We skirt west into Botswana, finding a wonderfully organised country with a very low crime rate, good clean roads, quality housing, and friendly, well-educated people. Our road north from Francistown – Botswana’s second city but to us, more like a small country town – is, like most roads in this sparsely populated country, surrounded by African bushland. It’s not long before we have to stop to avoid hitting a crossing elephant. Unlike with other road fauna like goats or monkeys or deer, elephants aren’t the kind of obstacles you hurry along by tooting your horn. Elephants interrupting our journey are very much free to take their sweet time crossing in front of us – I’m certainly not hurrying a 5 tonne beast with huge tusks and a stream of musk running down from each eye.
Wow, Botswana is fantastic. Most of the country is Kalahari desert (84%) and the rest is a riverine system of wetlands thriving with wildlife. Our journey to Kasana in the northeast corner of the country is better than a game drive through a national park anywhere else. We see antelope, elephants, baboons, giraffe and more just from the highway. We set up camp in grounds bubbling up with deafening frogs on the bank of the Chobe River, a few hundred metres from its confluence with the mighty Zambezi (Africa’s fourth biggest river after the Nile, Niger and Congo). Across the river is Namibia, but we aren’t crossing yet. After a troubled night, nervously staring into the whites of each others’ eyes in the dark, while enormous-sounding elephants trumpet nearby and hippos munch and fart scarily close to our flimsy nylon tent, we organise a boat trip down the river.
Apart from a massive boat taking the visiting Indian prime minister, his press and armed entourage, we are the only boat on a vast expanse of river that’s boiling with hippos and crocs, whose heads appear disturbingly near us as we cruise by. “I’ve lost a couple of tourists in the past few months,” says Elliot, our boatman/guide. “One fell in the water drunk and got eaten by crocodiles. The other was on a fishing trip and got dragged in by the line.” I gulp and move back a bit from the helm. Just one of these hippos can overturn our boat, should it choose, Elliot says.
We spy fish eagles and kingfishers, antelope and deer, hippos and giraffes. We stop to watch an elderly male elephant pee, poo and then cross the river from an island (with a Botswanan flag defiantly waving in Namibia’s face) to the other bank. Then we come across a broad, shallow bank where around a hundred elephants have gathered to play, wash, swim and bully each other. It’s a magical sight and we stay a while enjoying the scene. A tiny baby elephant, no bigger than a dog, trots down the bank towards the river and is knocked over by a clumsy adult male dashing past. Immediately, a group of 10 concerned elephants rush over and encircle the baby, protecting him from further injury and stroking him with their trunks. Meanwhile, a couple of teenagers run around tormenting birds, chasing them till they fly off and then rushing after them and trumpeting when they settle again. It’s great fun and we’re all sorry when they leave en masse and head back into the bush.

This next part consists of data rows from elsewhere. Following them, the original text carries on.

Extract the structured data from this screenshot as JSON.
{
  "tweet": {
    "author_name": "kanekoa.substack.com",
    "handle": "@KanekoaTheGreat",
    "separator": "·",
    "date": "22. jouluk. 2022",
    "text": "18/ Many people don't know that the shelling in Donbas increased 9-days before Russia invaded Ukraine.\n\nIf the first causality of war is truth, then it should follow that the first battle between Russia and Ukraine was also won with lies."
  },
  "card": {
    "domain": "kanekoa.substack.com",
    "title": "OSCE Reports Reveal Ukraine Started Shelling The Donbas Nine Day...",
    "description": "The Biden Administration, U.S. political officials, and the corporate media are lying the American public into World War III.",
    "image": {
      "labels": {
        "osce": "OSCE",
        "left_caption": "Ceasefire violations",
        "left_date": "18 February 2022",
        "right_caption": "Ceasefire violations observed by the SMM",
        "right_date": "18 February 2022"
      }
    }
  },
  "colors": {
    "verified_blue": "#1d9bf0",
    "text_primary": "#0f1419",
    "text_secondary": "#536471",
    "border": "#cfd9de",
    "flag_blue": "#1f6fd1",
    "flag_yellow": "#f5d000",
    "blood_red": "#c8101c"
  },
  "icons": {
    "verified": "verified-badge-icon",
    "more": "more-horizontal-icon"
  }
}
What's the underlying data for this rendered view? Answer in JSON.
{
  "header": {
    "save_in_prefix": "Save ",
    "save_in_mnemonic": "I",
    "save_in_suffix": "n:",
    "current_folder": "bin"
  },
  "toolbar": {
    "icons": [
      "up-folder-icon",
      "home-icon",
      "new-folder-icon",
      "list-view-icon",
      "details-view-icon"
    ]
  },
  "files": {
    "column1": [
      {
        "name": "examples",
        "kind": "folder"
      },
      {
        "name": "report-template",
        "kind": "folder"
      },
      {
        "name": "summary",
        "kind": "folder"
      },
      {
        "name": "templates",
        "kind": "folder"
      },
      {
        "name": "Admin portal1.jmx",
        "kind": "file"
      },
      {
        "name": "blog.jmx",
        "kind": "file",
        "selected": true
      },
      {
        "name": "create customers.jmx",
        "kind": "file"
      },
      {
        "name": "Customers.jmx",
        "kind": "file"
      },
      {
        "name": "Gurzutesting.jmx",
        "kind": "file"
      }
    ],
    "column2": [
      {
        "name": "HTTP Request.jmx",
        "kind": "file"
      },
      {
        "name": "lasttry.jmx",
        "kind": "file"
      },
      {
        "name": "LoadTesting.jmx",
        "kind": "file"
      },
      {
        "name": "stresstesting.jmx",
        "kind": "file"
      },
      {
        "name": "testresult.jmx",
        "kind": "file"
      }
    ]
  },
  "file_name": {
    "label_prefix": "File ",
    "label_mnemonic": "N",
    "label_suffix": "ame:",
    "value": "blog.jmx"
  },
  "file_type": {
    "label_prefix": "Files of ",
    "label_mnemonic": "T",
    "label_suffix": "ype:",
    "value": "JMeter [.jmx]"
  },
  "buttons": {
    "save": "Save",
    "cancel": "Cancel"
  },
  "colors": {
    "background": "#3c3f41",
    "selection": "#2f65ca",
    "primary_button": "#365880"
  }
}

Botswana is Africa’s success story. A fully functioning non-racial democracy since independence in the 1960s, which benefits from a tiny population of less than 2 million over an area the size of France or Texas, Botswana funds its impressive social security system with its rich natural resources, including platinum, diamonds and gold. Everyone here is educated – schooling is free. The streets are clean, there is no corruption, housing is provided for the poor and frontpage news in the national broadsheet is about the scandal of a woman who has been living in a converted bus and has been overlooked by social services. Where else in Africa?
But I fear for this shining beacon of a country. Two years ago (at the end of 2007), President Festus Mogae retired, handing over to his deputy Lt. Gen. Ian Khama. Yup, you spotted it, a military man. As are his deputy and most of the top members of his cabinet. Khama acquired his position on the basis of his father, Seretse being the first president of the liberated country in 1966. On election, two years ago, Ian’s first move was to clamp down on press freedom, issuing a rule that all reports have to pass through his office first. Other limitations on democracy have followed. It’s not looking good for this nation, which has such a small population that rebelling against a military-led authority would be near impossible.